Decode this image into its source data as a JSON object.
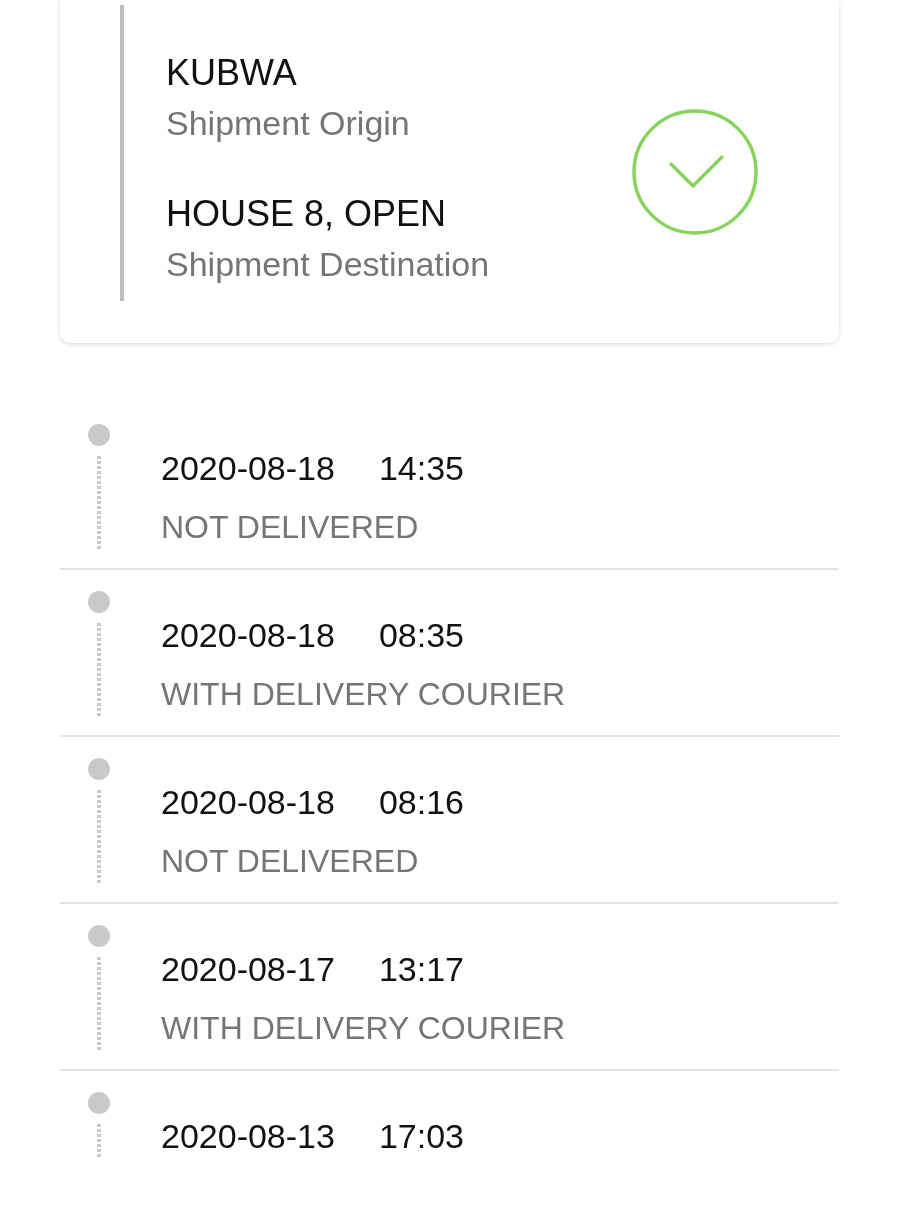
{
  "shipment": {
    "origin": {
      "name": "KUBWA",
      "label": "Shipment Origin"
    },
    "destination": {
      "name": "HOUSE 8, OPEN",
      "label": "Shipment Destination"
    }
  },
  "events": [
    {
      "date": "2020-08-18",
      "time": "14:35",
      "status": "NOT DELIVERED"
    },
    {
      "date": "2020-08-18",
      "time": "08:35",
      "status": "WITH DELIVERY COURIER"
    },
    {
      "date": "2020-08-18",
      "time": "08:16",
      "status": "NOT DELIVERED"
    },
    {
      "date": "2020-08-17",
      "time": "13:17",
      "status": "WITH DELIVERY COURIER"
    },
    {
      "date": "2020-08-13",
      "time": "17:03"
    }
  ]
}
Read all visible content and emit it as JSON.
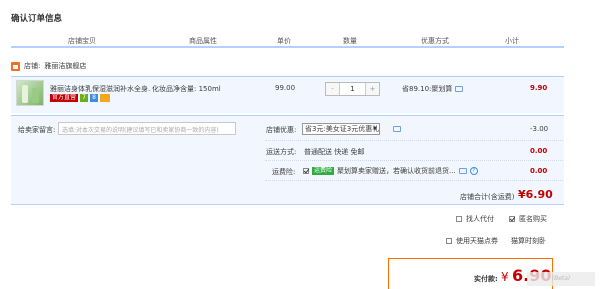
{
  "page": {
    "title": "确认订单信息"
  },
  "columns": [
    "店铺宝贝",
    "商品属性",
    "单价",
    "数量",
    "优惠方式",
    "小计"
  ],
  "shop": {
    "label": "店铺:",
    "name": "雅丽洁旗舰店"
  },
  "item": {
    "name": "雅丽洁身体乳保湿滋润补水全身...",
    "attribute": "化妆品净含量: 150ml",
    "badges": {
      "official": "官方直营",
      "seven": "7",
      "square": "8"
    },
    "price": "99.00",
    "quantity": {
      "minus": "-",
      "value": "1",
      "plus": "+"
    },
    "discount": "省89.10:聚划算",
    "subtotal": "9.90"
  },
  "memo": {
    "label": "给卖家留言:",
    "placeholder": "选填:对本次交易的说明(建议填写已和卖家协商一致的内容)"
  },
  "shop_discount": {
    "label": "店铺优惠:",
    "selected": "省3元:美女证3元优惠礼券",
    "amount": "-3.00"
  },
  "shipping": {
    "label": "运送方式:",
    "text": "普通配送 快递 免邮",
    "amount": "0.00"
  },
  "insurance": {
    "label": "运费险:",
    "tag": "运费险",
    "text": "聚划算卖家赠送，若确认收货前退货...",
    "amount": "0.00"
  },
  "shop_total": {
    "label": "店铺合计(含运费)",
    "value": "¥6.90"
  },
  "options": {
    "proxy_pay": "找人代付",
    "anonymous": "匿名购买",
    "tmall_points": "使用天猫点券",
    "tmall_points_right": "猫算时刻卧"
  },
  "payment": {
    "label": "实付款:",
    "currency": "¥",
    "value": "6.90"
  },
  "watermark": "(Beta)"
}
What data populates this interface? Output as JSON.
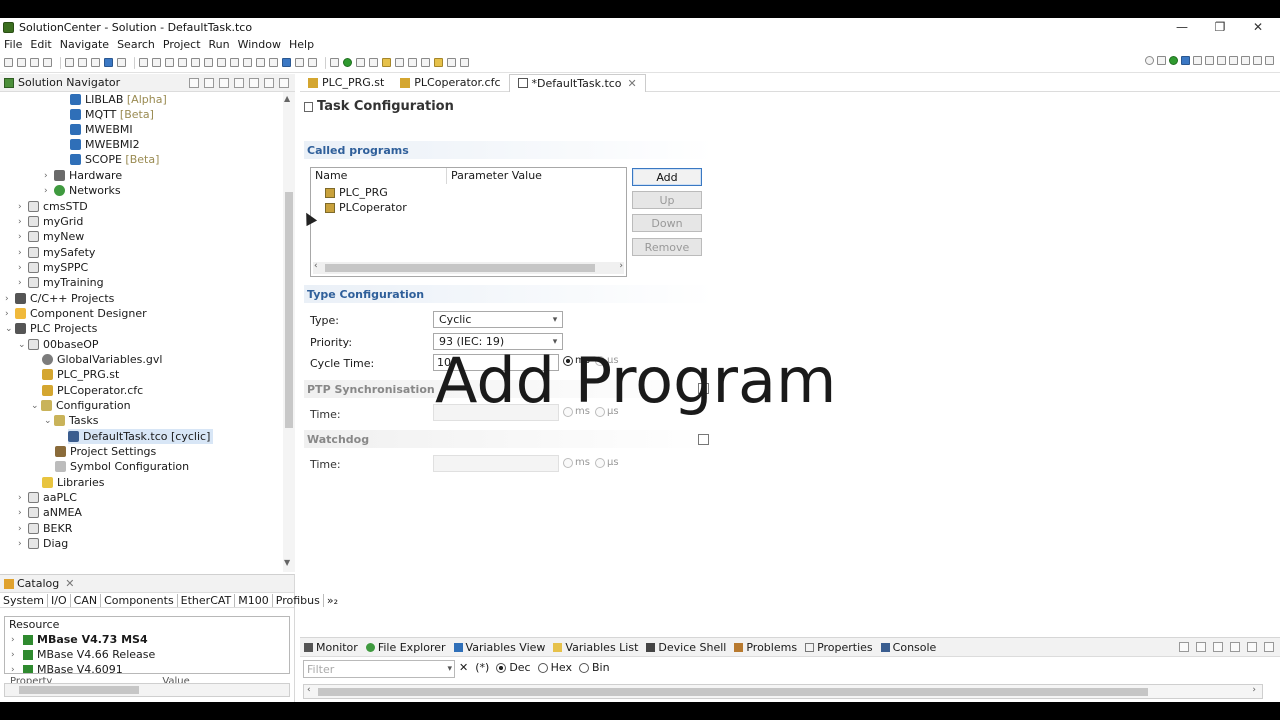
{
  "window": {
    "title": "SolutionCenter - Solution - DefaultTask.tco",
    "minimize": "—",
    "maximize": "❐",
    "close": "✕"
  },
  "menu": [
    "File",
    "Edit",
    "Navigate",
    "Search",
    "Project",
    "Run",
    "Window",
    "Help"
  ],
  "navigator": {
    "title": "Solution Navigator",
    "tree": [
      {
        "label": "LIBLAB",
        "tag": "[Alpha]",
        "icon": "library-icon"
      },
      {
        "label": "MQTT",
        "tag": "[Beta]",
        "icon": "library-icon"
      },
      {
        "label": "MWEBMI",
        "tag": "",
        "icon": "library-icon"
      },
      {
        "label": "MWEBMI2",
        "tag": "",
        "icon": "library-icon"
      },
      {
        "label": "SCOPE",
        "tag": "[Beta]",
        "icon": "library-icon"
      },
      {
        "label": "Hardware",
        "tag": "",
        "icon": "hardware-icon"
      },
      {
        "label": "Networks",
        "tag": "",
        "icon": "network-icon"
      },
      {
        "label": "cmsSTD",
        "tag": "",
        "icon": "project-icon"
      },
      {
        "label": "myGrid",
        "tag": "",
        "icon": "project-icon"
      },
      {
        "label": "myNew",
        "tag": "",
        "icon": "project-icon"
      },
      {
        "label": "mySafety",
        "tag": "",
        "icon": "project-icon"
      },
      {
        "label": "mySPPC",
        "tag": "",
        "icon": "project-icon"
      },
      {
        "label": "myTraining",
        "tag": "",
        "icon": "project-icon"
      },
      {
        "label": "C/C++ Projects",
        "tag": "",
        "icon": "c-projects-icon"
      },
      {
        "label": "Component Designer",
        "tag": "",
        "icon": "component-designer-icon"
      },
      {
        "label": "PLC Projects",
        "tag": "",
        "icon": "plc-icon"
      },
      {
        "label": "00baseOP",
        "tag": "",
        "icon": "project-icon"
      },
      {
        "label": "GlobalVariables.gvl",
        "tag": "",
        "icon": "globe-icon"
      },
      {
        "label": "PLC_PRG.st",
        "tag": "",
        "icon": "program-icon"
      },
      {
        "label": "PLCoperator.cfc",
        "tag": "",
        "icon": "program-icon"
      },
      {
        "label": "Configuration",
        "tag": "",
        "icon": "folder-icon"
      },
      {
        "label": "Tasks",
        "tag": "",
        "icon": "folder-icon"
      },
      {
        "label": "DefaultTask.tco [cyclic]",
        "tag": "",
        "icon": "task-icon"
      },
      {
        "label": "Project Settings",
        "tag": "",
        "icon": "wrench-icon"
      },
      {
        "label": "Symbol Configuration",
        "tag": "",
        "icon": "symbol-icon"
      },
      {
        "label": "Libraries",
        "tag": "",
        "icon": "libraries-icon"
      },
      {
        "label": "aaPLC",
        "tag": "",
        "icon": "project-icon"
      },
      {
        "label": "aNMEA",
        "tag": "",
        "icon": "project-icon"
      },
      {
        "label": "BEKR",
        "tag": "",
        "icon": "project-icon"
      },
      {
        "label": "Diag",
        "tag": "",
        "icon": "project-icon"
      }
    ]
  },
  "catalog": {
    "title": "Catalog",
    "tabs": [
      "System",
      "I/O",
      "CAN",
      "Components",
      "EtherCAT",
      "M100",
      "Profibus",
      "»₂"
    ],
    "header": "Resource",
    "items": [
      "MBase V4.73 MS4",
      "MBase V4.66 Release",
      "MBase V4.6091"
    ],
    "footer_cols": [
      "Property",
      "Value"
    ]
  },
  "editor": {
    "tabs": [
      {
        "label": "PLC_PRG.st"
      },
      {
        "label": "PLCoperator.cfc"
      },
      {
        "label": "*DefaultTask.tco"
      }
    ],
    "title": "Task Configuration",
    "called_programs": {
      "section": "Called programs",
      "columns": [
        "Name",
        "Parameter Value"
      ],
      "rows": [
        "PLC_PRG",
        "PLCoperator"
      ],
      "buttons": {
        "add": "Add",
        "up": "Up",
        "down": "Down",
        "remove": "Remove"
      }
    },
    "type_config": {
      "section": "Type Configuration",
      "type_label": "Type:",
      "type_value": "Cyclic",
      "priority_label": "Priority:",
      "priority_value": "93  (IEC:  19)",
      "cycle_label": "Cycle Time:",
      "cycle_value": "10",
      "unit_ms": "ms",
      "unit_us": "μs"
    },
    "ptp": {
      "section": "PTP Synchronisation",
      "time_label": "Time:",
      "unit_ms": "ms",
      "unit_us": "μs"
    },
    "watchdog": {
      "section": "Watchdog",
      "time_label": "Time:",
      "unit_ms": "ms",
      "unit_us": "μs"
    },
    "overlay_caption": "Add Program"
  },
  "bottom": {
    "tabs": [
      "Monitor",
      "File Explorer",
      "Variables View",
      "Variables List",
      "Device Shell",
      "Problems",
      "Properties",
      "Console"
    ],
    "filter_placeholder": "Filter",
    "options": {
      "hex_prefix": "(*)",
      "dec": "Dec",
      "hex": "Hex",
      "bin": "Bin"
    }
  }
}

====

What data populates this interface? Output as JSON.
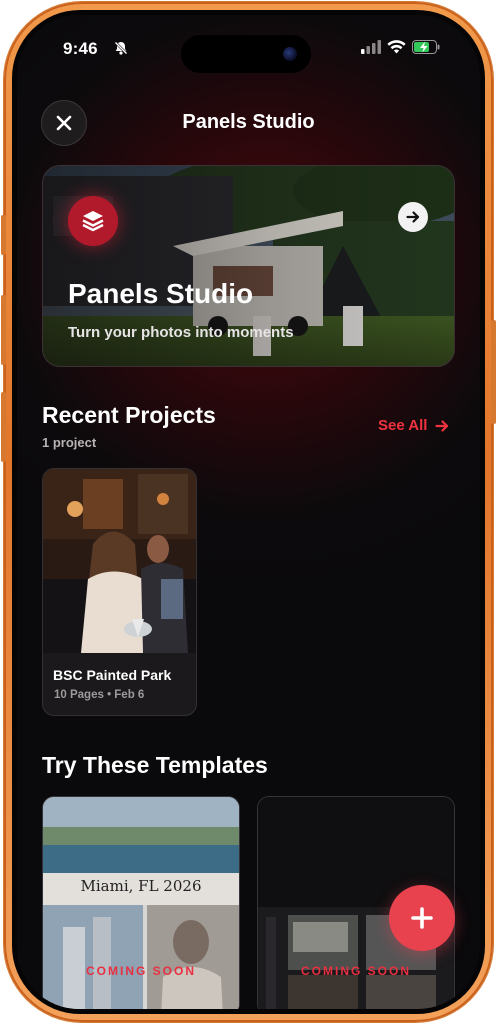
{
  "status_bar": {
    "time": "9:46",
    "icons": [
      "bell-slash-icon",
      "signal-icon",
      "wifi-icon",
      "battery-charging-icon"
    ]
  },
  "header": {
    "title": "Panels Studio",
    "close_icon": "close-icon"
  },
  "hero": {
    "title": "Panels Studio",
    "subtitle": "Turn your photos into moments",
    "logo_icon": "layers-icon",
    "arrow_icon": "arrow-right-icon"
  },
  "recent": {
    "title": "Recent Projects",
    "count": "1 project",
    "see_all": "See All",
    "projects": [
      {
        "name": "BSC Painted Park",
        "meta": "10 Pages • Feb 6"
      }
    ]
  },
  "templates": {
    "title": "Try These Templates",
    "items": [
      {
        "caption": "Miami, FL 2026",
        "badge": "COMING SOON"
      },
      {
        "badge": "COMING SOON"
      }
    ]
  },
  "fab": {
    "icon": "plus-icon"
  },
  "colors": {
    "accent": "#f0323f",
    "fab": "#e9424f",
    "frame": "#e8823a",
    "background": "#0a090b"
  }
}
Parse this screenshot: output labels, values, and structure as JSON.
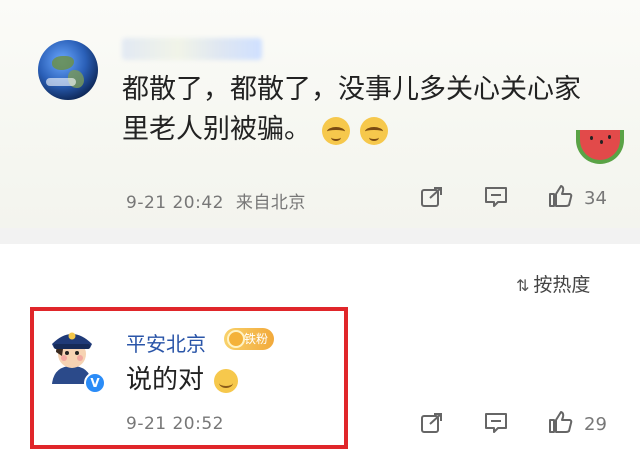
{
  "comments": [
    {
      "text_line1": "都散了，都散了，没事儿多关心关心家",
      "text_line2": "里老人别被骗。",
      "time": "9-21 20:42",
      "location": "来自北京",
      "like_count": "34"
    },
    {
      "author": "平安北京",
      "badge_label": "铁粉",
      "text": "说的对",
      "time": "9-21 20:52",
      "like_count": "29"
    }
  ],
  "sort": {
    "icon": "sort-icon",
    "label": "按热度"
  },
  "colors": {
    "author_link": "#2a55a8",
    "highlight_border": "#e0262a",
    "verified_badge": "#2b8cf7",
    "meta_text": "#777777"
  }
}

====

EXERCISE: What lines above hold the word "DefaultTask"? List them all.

TASK SOLUTION:
    "title": "SolutionCenter - Solution - DefaultTask.tco",
        "label": "DefaultTask.tco [cyclic]",
        "label": "*DefaultTask.tco"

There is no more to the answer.